Present each line of the entries below that holds the word "highlighted".

_EXERCISE MATERIALS_.
-*-
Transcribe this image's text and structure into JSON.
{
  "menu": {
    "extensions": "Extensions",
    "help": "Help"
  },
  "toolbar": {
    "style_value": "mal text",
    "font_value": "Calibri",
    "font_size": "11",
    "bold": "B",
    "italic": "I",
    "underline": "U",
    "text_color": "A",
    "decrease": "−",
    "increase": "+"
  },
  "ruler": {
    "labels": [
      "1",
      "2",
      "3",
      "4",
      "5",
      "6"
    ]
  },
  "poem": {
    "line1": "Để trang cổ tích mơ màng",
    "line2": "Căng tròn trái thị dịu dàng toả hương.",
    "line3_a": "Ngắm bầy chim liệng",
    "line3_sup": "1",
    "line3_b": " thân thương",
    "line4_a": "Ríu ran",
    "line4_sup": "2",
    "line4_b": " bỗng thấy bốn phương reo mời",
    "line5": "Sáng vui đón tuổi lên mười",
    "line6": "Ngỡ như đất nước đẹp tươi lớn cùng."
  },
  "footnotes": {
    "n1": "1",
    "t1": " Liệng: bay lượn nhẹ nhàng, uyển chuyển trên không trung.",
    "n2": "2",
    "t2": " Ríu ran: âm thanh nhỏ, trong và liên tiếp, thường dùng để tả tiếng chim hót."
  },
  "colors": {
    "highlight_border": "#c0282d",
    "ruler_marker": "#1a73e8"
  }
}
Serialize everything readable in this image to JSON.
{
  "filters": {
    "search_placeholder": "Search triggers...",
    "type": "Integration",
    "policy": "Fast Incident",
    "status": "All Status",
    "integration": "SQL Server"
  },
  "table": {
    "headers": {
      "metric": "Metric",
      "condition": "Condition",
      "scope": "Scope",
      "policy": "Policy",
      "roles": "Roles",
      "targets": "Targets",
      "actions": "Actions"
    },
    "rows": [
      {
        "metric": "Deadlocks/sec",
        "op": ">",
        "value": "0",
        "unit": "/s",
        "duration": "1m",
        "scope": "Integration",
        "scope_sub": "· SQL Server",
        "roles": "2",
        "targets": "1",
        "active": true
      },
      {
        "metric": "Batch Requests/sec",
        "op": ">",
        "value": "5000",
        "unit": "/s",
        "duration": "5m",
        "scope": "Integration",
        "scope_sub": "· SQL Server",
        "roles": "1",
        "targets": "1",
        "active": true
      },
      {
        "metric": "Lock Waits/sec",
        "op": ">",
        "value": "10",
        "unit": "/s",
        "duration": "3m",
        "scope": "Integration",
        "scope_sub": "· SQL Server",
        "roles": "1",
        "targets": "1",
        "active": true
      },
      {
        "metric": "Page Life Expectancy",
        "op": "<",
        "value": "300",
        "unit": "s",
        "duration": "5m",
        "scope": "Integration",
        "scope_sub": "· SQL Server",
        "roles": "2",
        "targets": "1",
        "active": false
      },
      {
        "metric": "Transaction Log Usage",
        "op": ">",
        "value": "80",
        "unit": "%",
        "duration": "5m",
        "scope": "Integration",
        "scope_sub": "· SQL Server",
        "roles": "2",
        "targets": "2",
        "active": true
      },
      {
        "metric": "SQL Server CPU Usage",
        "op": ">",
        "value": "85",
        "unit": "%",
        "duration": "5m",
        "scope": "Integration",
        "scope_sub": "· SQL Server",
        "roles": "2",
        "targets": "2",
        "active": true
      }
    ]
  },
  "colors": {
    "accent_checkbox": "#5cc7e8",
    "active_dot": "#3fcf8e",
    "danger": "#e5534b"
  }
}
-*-
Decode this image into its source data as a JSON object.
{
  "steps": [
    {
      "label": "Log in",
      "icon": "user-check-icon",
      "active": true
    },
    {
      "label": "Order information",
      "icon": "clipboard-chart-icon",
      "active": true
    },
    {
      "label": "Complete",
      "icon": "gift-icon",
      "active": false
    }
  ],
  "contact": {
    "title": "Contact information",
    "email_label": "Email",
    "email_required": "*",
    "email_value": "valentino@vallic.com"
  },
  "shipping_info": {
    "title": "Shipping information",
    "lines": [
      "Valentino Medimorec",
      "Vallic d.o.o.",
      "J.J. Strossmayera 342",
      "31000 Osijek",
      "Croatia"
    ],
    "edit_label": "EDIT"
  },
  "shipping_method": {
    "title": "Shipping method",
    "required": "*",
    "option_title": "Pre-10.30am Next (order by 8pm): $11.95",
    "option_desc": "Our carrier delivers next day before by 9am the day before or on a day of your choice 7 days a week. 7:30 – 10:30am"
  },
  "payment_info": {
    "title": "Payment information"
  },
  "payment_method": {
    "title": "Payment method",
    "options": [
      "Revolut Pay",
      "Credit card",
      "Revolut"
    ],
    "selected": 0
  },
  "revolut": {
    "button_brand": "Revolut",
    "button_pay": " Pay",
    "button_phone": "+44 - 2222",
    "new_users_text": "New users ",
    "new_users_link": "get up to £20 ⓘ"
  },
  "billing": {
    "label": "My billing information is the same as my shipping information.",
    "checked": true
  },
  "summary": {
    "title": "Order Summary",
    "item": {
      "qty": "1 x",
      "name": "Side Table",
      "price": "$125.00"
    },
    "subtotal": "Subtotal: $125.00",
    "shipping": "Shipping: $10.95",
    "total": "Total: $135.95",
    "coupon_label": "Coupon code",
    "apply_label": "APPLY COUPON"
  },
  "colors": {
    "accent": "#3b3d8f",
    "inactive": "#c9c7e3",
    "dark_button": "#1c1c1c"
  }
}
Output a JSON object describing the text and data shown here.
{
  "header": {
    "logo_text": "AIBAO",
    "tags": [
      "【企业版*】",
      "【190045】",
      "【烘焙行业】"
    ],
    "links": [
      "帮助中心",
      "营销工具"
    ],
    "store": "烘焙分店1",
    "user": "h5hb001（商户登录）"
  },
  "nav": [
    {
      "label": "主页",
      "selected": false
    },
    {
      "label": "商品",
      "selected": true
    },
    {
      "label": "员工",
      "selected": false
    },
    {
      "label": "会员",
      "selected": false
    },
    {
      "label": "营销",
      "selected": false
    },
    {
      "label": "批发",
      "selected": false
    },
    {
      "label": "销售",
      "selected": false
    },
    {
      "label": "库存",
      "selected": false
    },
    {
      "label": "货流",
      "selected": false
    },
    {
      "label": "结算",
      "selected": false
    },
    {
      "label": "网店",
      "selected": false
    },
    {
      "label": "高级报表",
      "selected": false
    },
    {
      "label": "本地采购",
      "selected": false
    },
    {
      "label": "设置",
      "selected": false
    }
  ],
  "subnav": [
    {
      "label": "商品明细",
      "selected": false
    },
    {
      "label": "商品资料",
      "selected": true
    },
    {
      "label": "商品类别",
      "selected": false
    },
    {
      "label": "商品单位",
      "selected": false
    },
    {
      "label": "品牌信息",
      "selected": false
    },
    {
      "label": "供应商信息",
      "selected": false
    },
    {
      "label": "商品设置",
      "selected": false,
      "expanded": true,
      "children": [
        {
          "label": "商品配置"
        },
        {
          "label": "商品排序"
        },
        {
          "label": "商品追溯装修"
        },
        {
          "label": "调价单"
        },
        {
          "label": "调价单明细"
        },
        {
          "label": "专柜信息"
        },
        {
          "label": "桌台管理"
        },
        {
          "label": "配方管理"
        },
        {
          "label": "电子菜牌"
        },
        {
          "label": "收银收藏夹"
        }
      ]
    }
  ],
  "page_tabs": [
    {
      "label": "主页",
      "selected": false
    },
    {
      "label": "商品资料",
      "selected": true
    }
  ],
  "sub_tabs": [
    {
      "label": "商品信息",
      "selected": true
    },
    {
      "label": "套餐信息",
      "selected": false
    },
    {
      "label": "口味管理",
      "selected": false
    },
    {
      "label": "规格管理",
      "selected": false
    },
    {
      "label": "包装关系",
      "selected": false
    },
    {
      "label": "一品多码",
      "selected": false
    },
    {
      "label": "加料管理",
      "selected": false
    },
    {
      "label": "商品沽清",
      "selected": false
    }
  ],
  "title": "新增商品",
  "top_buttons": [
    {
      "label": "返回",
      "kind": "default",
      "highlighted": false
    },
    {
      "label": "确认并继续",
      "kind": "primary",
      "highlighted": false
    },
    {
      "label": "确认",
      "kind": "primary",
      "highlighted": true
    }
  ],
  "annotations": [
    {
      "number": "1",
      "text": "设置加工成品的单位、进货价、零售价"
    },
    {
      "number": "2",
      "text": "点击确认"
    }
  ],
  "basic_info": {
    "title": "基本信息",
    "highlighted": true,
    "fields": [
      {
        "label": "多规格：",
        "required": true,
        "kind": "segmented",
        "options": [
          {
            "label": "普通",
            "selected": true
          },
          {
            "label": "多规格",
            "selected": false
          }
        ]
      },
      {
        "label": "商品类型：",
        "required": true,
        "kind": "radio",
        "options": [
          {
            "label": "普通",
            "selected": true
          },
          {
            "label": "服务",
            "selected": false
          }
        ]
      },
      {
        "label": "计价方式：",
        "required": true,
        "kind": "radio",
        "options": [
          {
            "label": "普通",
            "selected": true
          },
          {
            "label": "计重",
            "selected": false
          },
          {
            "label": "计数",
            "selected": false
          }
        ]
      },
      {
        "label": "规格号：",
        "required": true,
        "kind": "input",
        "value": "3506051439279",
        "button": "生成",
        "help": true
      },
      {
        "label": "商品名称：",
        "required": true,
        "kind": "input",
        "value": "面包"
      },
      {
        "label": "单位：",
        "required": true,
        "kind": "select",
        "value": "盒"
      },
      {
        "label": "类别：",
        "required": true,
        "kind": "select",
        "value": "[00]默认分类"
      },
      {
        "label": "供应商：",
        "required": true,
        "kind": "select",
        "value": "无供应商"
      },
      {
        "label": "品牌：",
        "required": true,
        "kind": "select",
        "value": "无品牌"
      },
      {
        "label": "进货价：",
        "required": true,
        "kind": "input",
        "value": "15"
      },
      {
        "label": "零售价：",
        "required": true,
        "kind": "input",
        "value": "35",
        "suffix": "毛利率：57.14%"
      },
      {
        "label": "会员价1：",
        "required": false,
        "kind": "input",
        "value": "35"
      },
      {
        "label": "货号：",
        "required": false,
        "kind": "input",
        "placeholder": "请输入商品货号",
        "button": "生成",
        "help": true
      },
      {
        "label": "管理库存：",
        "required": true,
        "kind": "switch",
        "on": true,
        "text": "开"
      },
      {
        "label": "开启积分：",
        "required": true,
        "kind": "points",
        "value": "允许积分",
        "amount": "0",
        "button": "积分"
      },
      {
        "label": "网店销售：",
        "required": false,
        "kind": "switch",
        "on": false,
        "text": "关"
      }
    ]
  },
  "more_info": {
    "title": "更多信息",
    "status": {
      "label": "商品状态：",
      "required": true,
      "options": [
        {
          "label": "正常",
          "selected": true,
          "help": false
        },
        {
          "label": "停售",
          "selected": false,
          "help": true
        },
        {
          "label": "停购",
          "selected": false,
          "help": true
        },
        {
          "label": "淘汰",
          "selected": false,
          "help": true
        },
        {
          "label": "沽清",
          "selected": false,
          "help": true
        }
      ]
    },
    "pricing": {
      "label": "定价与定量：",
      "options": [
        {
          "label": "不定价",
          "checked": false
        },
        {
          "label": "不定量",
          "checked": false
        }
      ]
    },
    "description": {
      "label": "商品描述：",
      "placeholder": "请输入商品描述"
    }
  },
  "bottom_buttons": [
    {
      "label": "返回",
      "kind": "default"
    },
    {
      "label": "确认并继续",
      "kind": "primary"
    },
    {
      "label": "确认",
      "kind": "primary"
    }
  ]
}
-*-
_RESPONSE_.
      "highlighted": false
      "highlighted": false
      "highlighted": true
    "highlighted": true,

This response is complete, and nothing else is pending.